I want to argue that there is indeed free will. In order to defend the position that free will means that human beings can cause some of what they do on their own; in other words, what they do is not explainable solely by references to factors that have influenced them. My thesis then, is that human beings are able to cause their own actions and they are therefore responsible for what they do. In a basic sense we are all original actors capable of making moves in the world. We are initiators of our own behavior.
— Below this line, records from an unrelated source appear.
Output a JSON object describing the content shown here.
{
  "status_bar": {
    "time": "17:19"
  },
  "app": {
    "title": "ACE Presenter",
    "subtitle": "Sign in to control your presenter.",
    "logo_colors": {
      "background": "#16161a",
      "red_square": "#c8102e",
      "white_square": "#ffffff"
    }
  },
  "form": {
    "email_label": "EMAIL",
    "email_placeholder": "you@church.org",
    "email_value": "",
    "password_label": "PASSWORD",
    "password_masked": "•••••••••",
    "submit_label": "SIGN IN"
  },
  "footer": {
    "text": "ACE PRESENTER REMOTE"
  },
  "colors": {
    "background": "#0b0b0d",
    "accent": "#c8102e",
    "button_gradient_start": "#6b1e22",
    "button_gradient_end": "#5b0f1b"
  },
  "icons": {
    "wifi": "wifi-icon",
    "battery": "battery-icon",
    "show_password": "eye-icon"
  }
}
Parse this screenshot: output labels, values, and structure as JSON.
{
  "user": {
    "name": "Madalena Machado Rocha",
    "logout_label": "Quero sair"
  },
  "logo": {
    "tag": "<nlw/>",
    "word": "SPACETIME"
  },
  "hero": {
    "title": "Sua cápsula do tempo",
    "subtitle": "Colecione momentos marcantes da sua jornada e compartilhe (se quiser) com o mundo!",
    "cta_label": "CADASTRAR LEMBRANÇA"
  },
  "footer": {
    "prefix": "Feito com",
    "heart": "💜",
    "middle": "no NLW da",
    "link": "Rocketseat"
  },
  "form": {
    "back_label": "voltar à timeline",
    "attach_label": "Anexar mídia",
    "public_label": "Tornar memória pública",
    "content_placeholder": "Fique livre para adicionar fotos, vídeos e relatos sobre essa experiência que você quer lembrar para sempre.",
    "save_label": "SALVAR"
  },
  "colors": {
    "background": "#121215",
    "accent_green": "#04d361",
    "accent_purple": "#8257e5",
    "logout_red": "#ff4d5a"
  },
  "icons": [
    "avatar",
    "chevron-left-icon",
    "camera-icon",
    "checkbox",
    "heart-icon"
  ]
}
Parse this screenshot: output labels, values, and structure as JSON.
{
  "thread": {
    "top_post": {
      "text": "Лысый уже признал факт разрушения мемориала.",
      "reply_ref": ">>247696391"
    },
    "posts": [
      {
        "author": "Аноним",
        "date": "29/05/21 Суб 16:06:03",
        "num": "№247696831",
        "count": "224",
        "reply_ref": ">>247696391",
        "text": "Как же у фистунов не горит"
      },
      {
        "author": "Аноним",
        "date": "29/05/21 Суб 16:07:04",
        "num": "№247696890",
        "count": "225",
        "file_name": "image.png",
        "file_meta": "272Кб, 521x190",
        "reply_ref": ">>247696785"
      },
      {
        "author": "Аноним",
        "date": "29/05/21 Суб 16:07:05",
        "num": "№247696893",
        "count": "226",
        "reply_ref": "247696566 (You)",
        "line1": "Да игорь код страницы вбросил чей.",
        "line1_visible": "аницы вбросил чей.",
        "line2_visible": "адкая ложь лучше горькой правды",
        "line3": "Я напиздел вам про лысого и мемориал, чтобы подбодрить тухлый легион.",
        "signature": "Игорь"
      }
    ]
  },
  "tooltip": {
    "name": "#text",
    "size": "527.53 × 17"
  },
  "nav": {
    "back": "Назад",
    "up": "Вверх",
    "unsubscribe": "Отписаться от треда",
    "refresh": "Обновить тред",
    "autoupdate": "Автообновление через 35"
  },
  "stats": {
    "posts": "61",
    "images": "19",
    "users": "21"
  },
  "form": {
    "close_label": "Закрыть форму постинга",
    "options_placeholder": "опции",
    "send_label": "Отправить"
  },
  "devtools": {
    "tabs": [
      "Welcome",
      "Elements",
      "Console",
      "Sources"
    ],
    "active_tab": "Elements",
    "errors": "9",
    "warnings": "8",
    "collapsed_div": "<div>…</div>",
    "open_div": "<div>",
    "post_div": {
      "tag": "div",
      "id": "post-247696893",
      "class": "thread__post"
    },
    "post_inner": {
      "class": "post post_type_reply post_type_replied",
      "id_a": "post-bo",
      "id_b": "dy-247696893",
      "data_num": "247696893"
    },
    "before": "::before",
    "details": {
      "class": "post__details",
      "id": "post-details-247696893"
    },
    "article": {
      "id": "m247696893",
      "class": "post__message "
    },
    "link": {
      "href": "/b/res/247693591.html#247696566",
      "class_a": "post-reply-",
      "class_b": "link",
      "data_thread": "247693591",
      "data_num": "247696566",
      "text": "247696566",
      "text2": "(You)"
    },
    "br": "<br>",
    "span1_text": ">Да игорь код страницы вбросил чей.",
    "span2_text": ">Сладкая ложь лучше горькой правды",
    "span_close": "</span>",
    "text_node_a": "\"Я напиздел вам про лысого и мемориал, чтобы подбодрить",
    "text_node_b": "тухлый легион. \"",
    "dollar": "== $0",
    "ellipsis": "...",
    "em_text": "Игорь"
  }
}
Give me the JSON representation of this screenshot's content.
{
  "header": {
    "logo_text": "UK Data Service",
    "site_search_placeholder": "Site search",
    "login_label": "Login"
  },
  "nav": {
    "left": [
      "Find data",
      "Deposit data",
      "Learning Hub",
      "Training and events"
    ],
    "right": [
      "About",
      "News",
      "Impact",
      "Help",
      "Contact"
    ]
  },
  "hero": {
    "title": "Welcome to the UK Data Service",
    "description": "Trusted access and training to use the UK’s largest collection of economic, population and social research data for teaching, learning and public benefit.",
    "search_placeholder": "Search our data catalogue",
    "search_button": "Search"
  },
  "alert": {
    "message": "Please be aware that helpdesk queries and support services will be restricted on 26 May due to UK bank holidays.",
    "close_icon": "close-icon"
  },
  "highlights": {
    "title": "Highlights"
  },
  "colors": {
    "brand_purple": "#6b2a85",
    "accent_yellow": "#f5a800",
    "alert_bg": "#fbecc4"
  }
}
An individual with “Free Will” is capable of making vital decisions and choices in life with own free consent. The individual chooses these decisions without any outside influence from a set of “alternative possibilities.” The idea of “free will” imposes a certain kind of power on an individual to make decisions of which he or she is morally responsible. This implies that “free will” would include a range of aspects such as originality, moral value, and self-governance. However, in life, individuals may not be free in making decisions. The aspect of freedom could entail remarkably a high status action and achievement in an individual’s life whose attainment could be close to impossibility. Often, people make
Whether we have free will is widely controversial. The absence of a universal definition poses a primary problem to this question. In this essay, I shall base my argument on a set of three conditions for free will: 1) that the actor is unconstraint in his action, 2) the actor could have acted otherwise and 3) the actor must be ‘ultimately responsible’ (Kane, 2005: 121) for his action. After I have explained them, I shall apply these conditions to three scenarios that cover most, if not any, circumstances that occur when taking choices. The purpose of this essay is to show that if my conditions are true, none of the scenarios is based on free will and thus we do not have free will.
Alternate Possibilities and Moral Responsibility talks about the principle of alternate possibilities. The principle of alternate possibilities states that someone is morally responsible if they could have chosen to do otherwise. People who believe in free will are very supportive of the principle Free will is the power of acting without the constraint of necessity or fate; the ability to act at one’s own discretion. The principle of alternate possibilities, moral responsibility, and free will are all involved in this paper written by Harry Frankfurt. Frankfurt states that “its exact meaning is a subject of controversy, particularly concerning whether someone who accepts it is thereby committed to believing that moral responsibility and determinism
With freedom comes true responsibility. What you do depends on who you are and who you are depends on your genetics and earlier experiences which human beings have no control and are not responsible of. You start to gain responsibility for who you are by your later actions. His idea that everything depends on your genetics and early experience plays a role. (4,2) Even with that it wont be able to restore your responsibility because when something is random it is uncaused. This is why human beings are not responsible for their own actions. An example of moral responsibility is if I had to choose between something. (4,4) I could be walking into the mall where I have the exact amount of money to buy the pair of shoes I needed to match my dress for a party. While walking in I was approached by a homeless man asking for money. I have to make my decision to walk right past the man and buy the shoes or give him my money. This idea I do not have the freedom to choose and I am ultimately responsible for the decision I make. A free agent can have irresponsible ultimate responsibility. They are able to believe in moral rights and wrongs, while still being able to deny the coherence of punishment and reward.